In its examination of size standards, SBA is revising the North American Industry Classification System (NAICS) codes, which ascribe a maximum limit, either by number of employees or average annual receipts, for qualifying small businesses (See the SBA’s Table of Small Business Size Standards). The SBA review encompasses every private sector in the U.S., calculated based on data from the 2007 County Business Patterns and the 2007 Economic Census. The most recent proposed adjustments, which would affect the professional, technical and scientific services sectors, saw many requirements double—or more. For example, qualifying businesses in engineering services jumped from $4.5 million in average annual receipts to $19.0 million.
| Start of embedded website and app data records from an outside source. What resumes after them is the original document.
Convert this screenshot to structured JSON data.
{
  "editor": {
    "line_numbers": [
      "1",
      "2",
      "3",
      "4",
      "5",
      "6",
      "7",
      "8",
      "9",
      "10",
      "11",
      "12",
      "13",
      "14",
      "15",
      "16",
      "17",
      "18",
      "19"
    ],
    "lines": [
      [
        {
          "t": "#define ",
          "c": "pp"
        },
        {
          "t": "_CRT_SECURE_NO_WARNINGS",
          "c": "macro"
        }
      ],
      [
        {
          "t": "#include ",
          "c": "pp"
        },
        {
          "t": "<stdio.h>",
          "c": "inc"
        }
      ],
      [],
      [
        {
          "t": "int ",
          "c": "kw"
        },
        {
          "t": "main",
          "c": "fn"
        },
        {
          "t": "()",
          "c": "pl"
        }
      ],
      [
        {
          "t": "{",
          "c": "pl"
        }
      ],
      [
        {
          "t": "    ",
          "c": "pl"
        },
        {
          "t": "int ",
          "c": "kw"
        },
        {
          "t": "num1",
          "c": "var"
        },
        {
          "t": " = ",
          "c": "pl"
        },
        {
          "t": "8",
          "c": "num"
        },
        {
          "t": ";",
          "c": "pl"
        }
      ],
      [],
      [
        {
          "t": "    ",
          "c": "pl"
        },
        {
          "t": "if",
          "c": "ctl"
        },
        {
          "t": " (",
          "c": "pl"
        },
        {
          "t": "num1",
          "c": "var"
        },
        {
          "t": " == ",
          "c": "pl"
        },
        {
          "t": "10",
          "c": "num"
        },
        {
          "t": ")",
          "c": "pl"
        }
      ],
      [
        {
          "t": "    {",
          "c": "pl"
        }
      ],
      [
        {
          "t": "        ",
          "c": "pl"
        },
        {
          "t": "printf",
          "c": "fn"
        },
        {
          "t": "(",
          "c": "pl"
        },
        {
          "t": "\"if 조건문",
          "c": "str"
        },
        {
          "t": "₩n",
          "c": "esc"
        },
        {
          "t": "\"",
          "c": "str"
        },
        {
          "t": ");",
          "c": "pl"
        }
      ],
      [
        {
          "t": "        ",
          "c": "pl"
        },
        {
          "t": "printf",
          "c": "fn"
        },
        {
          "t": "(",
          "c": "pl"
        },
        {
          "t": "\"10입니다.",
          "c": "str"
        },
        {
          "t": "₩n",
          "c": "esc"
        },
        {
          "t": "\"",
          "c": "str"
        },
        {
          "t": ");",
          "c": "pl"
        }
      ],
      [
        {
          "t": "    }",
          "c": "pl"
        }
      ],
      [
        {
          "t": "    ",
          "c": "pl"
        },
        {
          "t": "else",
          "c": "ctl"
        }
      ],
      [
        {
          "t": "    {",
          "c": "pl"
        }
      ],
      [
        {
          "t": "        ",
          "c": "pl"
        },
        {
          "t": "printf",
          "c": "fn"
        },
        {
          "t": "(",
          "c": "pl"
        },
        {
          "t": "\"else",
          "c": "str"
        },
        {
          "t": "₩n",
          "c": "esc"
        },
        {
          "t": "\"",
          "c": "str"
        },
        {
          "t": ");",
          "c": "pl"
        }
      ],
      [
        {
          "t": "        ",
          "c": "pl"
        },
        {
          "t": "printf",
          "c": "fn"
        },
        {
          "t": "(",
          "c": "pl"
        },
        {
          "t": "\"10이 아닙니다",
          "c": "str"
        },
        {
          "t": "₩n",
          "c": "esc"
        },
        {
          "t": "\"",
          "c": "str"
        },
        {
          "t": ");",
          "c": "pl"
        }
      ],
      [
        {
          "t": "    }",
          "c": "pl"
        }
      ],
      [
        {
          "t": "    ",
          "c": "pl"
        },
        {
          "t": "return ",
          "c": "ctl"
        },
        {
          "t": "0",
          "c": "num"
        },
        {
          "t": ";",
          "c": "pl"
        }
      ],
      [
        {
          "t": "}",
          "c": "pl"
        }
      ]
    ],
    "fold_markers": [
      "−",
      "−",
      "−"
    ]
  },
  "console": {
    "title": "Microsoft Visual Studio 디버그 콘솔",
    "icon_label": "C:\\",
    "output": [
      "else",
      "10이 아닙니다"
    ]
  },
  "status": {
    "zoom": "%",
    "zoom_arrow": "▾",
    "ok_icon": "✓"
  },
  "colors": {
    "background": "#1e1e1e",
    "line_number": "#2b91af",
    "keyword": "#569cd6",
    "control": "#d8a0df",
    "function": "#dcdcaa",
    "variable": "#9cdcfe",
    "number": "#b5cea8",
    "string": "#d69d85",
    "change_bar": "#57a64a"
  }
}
Earlbeck Gases & Technologies, located in Baltimore, MD, has done business with Uncle Sam for many years, providing gases, equipment and training and certification. “It’s a moving target,” says President Jim Earlbeck of the changing size standards. Earlbeck, whose company employs 30 people, recently found out that his company no longer qualifies as “small” for a contract the company had held for 25 years. “We were pursuing a contract at an end-user facility for repairs and maintenance of welding equipment. We found that we were no longer classified as a small business for that NAICS code. We were stunned to find that we no longer qualified.”

A regional manager at another distributorship who wishes to remain anonymous says a review of industry size standards is fair. “In our industry, there has been a lot of consolidation. It seems like gases and welding distributors are getting bigger,” he says, “and there are fewer small businesses by traditional standards.” The SBA notes in its review of Sector 81 (other services) that the last overall review of size standards occurred during the late 1970s and early 1980s. “Technology, productivity growth, international competition, mergers and acquisitions and updated industry definitions may have changed the structure of many industries,” reads the final rule.

Earlbeck says the small business designation does make a difference. “Having small business status keeps the larger companies from competing against us.” In some cases, however, larger companies have found their way into the competition. “I have seen cases where a company was not aware of the requirements, so they check the box to indicate that they are a small business,” says Earlbeck. “When they are awarded the contract, we have to go through several government agencies to file a protest.”

Some of the confusion may come from having different standards for different applications. A distributor may qualify as a small business for industrial gas manufacturing (NAICS 325120), which currently allows for 1,000 employees, but not for the industrial supplies merchant wholesalers industry (NAICS 423840), which permits 100 employees.

With the SBA’s comprehensive review, these numbers may soon change. Exactly where the SBA will draw the line for gases and welding distributors is yet to be seen.

To learn more about working with the U.S. government, read “Doing Business with Uncle Sam.”

Gases and Welding Distributors Association